Aymar Christian

#SPOTLIGHT ON KAI GREEN

Aymar Christian
#SPOTLIGHT ON KAI GREEN

How did you come of age as an artist? How did you come into your current practice?

Ha! I’m not sure if I have “come of age” as an artist. I think even identifying as an artist has been a difficult title for me to take on. I am slowly learning to accept, embrace, and affirm myself as poet. Poetry can come in so many forms, so many ways and waves. Triggers is a poem. A poem can also be a song, a dance, a color, a mood, a film, a person… 

I think I have come to my current practice by way of heart ache and a longing to heal. Practice is a keyword, because if you’re doing it right it means play and exploration, but also comes with discipline and persistence. Discipline always feels punitive to me; my Aquarian mind runs from it. I have been learning to lean into it though, in my own way. What does it mean to come back to a thing? To work on a film and then watch it become something else, and then to watch it become something else again? I say watch, but really being an artist/poet requires an active and intentional relationship building process between self-internalized and self-externalized.
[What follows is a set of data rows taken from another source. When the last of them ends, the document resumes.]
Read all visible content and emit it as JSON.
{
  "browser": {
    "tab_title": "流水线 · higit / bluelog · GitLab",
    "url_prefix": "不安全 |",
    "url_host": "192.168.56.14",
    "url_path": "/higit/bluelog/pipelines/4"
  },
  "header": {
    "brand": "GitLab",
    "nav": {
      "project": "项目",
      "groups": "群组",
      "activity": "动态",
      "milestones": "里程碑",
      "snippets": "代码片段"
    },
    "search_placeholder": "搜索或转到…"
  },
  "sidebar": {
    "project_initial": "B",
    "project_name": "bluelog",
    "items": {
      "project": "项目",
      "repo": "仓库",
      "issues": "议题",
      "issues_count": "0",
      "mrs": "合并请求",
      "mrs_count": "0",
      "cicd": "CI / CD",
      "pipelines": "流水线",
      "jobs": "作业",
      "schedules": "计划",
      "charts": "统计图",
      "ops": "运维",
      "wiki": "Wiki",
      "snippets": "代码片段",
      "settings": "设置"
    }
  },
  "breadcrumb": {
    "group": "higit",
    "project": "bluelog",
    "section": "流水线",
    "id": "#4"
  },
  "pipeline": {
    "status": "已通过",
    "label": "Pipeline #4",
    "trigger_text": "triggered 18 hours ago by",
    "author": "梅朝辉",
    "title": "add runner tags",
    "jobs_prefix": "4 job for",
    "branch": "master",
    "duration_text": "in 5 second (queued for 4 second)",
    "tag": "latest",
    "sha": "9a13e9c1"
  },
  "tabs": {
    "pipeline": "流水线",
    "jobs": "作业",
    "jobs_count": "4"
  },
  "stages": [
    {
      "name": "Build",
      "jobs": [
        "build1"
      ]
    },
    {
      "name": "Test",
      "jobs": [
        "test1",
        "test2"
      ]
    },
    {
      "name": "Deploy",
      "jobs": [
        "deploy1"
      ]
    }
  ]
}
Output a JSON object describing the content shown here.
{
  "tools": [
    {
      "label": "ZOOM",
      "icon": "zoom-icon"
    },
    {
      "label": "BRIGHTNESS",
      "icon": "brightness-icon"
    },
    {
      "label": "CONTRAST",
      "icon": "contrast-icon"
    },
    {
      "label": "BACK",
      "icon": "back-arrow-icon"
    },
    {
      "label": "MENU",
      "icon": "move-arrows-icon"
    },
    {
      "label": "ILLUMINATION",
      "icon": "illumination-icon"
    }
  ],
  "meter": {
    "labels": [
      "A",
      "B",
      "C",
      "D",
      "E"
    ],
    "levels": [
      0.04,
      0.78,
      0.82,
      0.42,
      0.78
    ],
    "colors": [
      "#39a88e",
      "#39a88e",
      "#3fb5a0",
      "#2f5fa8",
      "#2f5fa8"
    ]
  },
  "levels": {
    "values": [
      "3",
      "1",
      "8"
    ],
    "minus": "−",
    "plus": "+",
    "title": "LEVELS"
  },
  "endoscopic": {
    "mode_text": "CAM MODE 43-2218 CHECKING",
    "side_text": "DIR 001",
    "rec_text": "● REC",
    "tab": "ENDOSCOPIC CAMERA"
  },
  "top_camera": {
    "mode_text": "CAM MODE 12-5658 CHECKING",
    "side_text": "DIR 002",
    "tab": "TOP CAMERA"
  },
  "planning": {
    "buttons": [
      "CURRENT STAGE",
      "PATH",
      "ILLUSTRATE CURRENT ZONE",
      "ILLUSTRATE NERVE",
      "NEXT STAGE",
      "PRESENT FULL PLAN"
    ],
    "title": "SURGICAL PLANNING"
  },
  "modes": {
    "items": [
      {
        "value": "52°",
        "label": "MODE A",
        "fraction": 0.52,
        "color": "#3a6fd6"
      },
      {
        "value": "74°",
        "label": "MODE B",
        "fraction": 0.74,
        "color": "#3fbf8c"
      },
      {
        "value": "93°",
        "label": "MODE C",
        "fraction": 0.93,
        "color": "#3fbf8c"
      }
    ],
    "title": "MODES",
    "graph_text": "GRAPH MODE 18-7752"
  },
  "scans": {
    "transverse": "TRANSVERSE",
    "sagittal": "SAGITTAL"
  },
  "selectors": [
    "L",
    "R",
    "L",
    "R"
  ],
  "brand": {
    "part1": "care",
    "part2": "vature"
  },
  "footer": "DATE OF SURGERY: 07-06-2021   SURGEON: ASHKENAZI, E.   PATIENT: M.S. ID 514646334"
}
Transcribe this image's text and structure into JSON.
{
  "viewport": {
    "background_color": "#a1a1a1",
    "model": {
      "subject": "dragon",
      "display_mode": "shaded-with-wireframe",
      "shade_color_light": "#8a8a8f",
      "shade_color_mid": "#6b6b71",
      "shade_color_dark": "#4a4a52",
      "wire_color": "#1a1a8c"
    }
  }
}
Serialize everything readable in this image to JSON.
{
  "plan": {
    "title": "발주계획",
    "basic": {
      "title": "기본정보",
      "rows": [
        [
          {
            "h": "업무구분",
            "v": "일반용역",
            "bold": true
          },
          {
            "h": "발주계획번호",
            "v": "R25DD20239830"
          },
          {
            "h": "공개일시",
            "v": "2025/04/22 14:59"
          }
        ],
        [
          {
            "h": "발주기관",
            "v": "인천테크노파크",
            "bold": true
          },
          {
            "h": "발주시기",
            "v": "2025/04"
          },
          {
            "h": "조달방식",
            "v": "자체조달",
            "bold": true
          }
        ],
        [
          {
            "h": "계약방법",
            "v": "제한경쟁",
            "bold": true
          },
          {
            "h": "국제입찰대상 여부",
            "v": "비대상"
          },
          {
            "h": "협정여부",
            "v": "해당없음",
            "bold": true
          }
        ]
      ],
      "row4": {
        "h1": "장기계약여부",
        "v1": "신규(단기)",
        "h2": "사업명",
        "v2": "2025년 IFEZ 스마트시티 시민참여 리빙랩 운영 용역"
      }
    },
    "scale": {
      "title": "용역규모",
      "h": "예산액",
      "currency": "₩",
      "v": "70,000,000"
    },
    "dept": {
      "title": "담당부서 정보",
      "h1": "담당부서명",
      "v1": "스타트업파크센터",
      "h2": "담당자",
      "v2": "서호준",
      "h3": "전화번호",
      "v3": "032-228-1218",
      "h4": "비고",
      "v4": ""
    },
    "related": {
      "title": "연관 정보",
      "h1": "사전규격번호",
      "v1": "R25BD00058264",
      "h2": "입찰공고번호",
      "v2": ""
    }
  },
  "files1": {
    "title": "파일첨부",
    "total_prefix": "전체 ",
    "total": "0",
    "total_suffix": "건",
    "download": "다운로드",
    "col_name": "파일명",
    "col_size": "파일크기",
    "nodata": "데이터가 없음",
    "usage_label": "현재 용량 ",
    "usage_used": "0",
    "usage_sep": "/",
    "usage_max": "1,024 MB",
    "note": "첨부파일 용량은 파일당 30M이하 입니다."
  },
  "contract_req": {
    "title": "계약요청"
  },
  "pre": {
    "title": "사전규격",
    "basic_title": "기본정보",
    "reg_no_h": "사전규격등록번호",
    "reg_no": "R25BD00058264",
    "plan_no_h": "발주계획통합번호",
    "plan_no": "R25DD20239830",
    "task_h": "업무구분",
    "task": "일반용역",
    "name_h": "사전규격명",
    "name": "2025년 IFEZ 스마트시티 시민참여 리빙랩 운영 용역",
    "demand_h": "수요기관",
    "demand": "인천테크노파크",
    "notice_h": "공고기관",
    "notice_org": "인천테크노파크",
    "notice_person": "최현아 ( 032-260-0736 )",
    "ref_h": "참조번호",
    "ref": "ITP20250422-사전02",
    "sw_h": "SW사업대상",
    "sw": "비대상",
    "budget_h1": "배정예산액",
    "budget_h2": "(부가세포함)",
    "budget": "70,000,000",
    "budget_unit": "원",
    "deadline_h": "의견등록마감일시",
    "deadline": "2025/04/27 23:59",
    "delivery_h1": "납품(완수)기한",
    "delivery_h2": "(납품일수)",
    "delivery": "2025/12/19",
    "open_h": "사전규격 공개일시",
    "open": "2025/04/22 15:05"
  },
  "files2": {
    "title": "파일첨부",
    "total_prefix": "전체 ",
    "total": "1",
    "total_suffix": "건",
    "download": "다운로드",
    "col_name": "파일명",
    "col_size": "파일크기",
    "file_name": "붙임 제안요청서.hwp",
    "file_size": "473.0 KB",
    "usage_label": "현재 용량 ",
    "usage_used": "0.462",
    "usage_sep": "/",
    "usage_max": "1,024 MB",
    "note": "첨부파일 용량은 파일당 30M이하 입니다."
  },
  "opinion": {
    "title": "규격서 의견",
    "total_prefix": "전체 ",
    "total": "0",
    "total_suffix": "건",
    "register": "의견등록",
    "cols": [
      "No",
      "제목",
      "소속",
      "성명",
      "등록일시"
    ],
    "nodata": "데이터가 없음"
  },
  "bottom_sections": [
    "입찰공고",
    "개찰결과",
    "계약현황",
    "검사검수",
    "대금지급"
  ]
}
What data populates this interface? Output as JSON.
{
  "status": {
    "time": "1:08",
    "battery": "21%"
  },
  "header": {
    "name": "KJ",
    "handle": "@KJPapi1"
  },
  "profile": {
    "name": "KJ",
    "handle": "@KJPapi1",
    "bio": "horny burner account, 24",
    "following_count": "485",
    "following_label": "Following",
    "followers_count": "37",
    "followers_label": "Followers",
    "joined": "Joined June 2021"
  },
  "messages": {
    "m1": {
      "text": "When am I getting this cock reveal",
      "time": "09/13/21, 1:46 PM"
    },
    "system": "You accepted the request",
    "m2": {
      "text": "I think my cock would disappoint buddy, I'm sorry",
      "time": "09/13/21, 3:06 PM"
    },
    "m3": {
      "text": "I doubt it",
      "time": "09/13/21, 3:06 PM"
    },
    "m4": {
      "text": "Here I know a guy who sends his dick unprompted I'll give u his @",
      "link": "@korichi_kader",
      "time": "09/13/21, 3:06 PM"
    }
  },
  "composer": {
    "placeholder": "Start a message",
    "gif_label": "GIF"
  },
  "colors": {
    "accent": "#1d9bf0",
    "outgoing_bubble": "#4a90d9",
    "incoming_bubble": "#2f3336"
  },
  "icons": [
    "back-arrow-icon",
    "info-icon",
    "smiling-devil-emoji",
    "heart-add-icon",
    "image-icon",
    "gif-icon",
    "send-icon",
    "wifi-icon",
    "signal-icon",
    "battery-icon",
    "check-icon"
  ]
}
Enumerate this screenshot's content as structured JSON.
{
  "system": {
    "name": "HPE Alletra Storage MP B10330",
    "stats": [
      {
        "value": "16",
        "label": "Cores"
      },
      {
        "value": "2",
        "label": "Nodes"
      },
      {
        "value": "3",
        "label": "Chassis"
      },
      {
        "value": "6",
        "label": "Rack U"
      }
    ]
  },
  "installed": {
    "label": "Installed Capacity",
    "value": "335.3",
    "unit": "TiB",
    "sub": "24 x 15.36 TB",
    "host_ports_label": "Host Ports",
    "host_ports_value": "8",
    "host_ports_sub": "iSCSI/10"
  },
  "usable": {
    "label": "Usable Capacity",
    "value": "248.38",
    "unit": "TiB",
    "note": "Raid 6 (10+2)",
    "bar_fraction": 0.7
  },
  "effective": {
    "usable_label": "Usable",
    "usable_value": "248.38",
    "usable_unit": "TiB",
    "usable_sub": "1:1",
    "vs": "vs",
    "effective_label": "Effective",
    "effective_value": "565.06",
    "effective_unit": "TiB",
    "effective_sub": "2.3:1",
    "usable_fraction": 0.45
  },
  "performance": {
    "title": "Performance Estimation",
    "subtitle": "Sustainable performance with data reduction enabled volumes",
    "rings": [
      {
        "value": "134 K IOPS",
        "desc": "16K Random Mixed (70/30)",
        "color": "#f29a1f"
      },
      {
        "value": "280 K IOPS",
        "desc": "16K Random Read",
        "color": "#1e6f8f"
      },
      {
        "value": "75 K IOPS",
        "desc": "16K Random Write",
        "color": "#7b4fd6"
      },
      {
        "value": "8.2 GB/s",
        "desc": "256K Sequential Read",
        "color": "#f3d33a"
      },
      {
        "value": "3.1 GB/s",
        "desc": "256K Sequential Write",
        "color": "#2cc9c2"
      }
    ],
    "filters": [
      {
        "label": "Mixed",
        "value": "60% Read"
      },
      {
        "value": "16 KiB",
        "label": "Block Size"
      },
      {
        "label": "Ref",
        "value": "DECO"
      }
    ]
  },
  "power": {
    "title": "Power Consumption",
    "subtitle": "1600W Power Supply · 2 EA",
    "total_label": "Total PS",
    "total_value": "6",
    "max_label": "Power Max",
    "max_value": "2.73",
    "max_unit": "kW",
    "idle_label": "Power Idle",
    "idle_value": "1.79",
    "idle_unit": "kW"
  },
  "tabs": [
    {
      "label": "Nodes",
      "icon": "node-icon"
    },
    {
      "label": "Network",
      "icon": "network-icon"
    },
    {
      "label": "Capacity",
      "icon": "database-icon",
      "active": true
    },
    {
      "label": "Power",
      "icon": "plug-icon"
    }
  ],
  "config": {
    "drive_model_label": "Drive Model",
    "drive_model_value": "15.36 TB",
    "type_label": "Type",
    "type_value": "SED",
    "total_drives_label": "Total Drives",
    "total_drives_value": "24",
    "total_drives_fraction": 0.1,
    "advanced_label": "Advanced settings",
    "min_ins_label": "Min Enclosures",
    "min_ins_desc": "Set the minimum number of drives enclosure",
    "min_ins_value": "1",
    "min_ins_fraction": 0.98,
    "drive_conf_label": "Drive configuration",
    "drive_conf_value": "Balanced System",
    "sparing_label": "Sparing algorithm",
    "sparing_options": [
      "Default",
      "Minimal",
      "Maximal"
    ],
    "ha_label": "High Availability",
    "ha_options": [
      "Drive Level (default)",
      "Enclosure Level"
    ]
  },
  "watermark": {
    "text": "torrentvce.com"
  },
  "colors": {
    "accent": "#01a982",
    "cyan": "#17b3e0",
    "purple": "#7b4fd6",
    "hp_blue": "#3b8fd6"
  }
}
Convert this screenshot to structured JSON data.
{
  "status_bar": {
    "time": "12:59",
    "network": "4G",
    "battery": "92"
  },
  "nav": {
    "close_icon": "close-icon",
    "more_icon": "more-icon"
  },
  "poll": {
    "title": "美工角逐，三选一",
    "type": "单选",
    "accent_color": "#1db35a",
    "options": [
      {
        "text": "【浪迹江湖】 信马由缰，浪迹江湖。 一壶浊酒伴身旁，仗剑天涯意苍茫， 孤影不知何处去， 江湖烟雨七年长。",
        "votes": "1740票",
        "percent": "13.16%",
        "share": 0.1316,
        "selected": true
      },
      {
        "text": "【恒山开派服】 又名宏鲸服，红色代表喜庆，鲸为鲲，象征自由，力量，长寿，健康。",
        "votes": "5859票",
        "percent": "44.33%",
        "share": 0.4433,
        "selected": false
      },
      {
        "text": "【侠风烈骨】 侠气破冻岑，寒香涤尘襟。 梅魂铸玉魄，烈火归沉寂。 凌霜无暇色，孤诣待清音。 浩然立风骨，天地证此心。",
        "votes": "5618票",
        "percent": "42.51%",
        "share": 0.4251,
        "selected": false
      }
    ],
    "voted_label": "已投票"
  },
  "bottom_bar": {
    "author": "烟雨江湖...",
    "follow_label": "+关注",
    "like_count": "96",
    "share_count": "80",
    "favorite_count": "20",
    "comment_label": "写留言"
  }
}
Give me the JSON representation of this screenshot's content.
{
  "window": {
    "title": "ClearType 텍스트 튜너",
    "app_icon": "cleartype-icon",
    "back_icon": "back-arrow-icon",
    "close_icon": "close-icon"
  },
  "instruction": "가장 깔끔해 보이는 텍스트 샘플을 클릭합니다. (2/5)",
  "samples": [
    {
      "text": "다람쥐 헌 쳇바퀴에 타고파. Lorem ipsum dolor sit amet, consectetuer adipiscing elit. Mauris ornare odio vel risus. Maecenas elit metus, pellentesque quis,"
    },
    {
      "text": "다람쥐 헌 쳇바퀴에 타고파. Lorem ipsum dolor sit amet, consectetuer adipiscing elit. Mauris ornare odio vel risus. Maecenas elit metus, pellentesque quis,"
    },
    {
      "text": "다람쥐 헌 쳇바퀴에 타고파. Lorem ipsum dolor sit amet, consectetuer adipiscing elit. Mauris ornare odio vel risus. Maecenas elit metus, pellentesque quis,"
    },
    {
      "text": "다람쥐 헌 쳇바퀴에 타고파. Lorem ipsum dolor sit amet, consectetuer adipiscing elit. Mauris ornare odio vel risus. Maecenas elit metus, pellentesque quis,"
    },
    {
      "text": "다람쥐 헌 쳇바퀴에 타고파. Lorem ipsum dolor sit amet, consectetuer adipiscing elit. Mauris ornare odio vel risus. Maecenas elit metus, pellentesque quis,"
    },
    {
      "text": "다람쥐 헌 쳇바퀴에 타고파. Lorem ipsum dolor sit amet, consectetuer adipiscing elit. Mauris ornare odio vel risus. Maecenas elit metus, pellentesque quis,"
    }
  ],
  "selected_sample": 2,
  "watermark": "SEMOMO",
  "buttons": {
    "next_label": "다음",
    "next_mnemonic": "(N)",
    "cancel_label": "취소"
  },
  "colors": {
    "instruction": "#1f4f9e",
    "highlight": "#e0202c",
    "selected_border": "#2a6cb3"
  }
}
So, I come to my current practice with openness and a willingness to let go of everything I think I know, in order to learn and share all of the things I need to know—this is courage.

What was the inspiration for your Open TV project?

The resiliency of Black women and girls is my inspiration, it’s the only reason why I’m here.     The fact of Black love is also what grounds me.

What's next for you or your project?

I’m writing my memoir entitled “A Body Made Home” and I’m preparing to submit Triggers to film festivals.